“He has been an amazing resource to work with,” said Kaye Cepeda, Family Services Supervisor at the non-profit social services agency. “I’ve seen him expand his role and opportunities so much in the time that he has been with us.”
His duties include training new interns in various tasks, such as developing a newsletter that will reach 300 or more families each month. He also scours the Family Building Block waiting list to identify families with children who may be eligible for Head Start Services.
Additionally, he schedules tours of Family Building Blocks and works to connect families to Family Building Block resources including playgroups.
“That’s his forte, his gift,” Cepeda said. “He sends out the most lost contact letters we’ve ever seen. He’s very thorough and efficient in his work.”
Although he admits it is one of the toughest parts of his job, Johnson said he is getting more comfortable on the phone contacting families and others with the FBB network. He’s also provided his personal insight and experience to the Swindells Child Disability Resource Center across from Family Building Blocks. Craig routinely contacts partnering agencies as part of his internship.
Watching Johnson build confidence has been “amazing,” Cepeda said.
“It’s like night and day from when I first met him,” she said. “He’s gaining confidence and dialoguing with adult clients. He’s getting better at working in a fast-paced, changing environment. It has been wonderful having him here.”

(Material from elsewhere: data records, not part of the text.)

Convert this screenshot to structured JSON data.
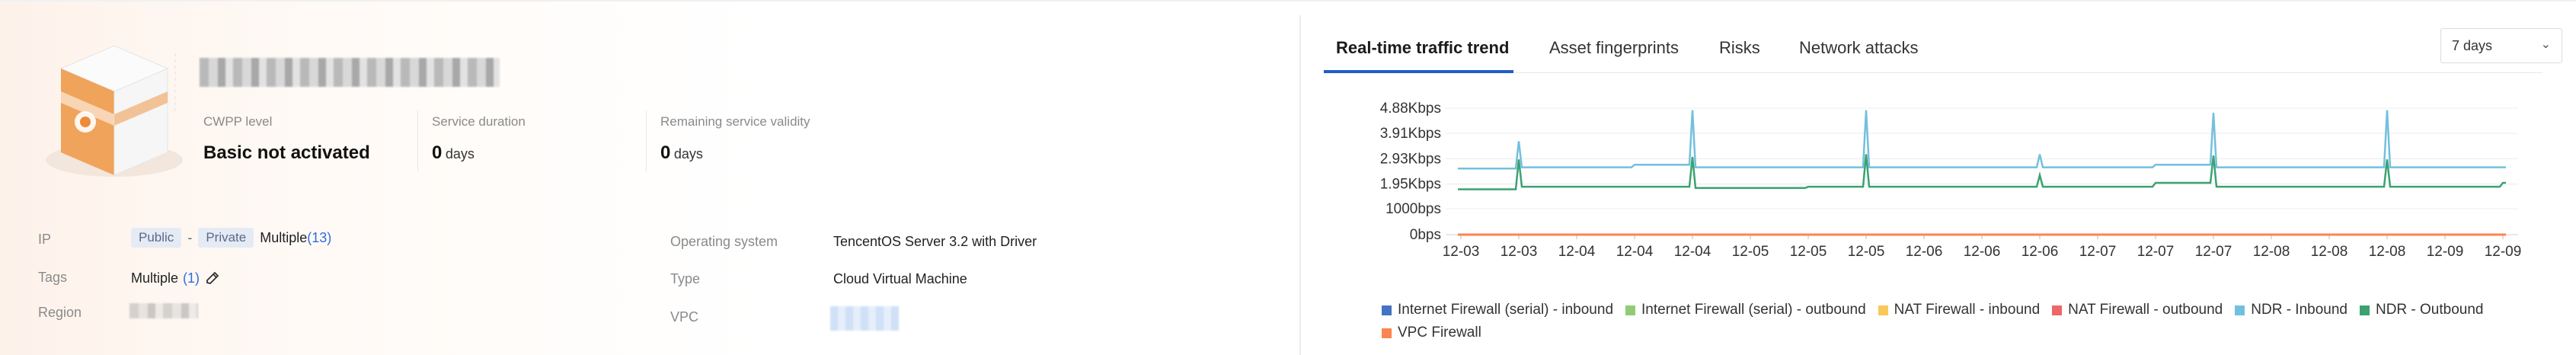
{
  "asset": {
    "cwpp_label": "CWPP level",
    "cwpp_value": "Basic not activated",
    "duration_label": "Service duration",
    "duration_value": "0",
    "duration_unit": "days",
    "validity_label": "Remaining service validity",
    "validity_value": "0",
    "validity_unit": "days"
  },
  "details": {
    "ip_label": "IP",
    "ip_public": "Public",
    "ip_sep": "-",
    "ip_private": "Private",
    "ip_multiple": "Multiple",
    "ip_count": "(13)",
    "tags_label": "Tags",
    "tags_value": "Multiple",
    "tags_count": "(1)",
    "region_label": "Region",
    "os_label": "Operating system",
    "os_value": "TencentOS Server 3.2 with Driver",
    "type_label": "Type",
    "type_value": "Cloud Virtual Machine",
    "vpc_label": "VPC"
  },
  "tabs": [
    "Real-time traffic trend",
    "Asset fingerprints",
    "Risks",
    "Network attacks"
  ],
  "range": {
    "selected": "7 days"
  },
  "colors": {
    "blue_dark": "#4472c4",
    "green_light": "#91cc75",
    "yellow": "#fac858",
    "red": "#ee6666",
    "ndr_in": "#73c0de",
    "ndr_out": "#3ba272",
    "vpc": "#fc8452",
    "active_tab": "#1f5ec9"
  },
  "chart_data": {
    "type": "line",
    "y_ticks": [
      "0bps",
      "1000bps",
      "1.95Kbps",
      "2.93Kbps",
      "3.91Kbps",
      "4.88Kbps"
    ],
    "y_tick_values_kbps": [
      0,
      1.0,
      1.95,
      2.93,
      3.91,
      4.88
    ],
    "ylim_kbps": [
      0,
      4.88
    ],
    "x_ticks": [
      "12-03",
      "12-03",
      "12-04",
      "12-04",
      "12-04",
      "12-05",
      "12-05",
      "12-05",
      "12-06",
      "12-06",
      "12-06",
      "12-07",
      "12-07",
      "12-07",
      "12-08",
      "12-08",
      "12-08",
      "12-09",
      "12-09"
    ],
    "grid": true,
    "series": [
      {
        "name": "Internet Firewall (serial) - inbound",
        "color": "#4472c4",
        "values": [
          0,
          0,
          0,
          0,
          0,
          0,
          0,
          0,
          0,
          0,
          0,
          0,
          0,
          0,
          0,
          0,
          0,
          0,
          0
        ]
      },
      {
        "name": "Internet Firewall (serial) - outbound",
        "color": "#91cc75",
        "values": [
          0,
          0,
          0,
          0,
          0,
          0,
          0,
          0,
          0,
          0,
          0,
          0,
          0,
          0,
          0,
          0,
          0,
          0,
          0
        ]
      },
      {
        "name": "NAT Firewall - inbound",
        "color": "#fac858",
        "values": [
          0,
          0,
          0,
          0,
          0,
          0,
          0,
          0,
          0,
          0,
          0,
          0,
          0,
          0,
          0,
          0,
          0,
          0,
          0
        ]
      },
      {
        "name": "NAT Firewall - outbound",
        "color": "#ee6666",
        "values": [
          0,
          0,
          0,
          0,
          0,
          0,
          0,
          0,
          0,
          0,
          0,
          0,
          0,
          0,
          0,
          0,
          0,
          0,
          0
        ]
      },
      {
        "name": "NDR - Inbound",
        "color": "#73c0de",
        "values": [
          2.55,
          3.6,
          2.6,
          2.7,
          4.8,
          2.6,
          2.6,
          4.8,
          2.6,
          2.6,
          3.1,
          2.6,
          2.7,
          4.7,
          2.6,
          2.6,
          4.8,
          2.6,
          2.6
        ]
      },
      {
        "name": "NDR - Outbound",
        "color": "#3ba272",
        "values": [
          1.75,
          2.9,
          1.85,
          1.85,
          3.0,
          1.8,
          1.85,
          3.1,
          1.85,
          1.85,
          2.3,
          1.85,
          2.0,
          3.05,
          1.85,
          1.85,
          2.9,
          1.85,
          2.0
        ]
      },
      {
        "name": "VPC Firewall",
        "color": "#fc8452",
        "values": [
          0,
          0,
          0,
          0,
          0,
          0,
          0,
          0,
          0,
          0,
          0,
          0,
          0,
          0,
          0,
          0,
          0,
          0,
          0
        ]
      }
    ]
  }
}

For now, Johnson is working on completing his studies and internship and trying not to think too far ahead. However, he trusts that God will place him where he is needed most.
“I know what I would like to do,” he said. “But God knows more than I do.”
For more information about Family Building Blocks, visit http://www.familybuildingblocks.org/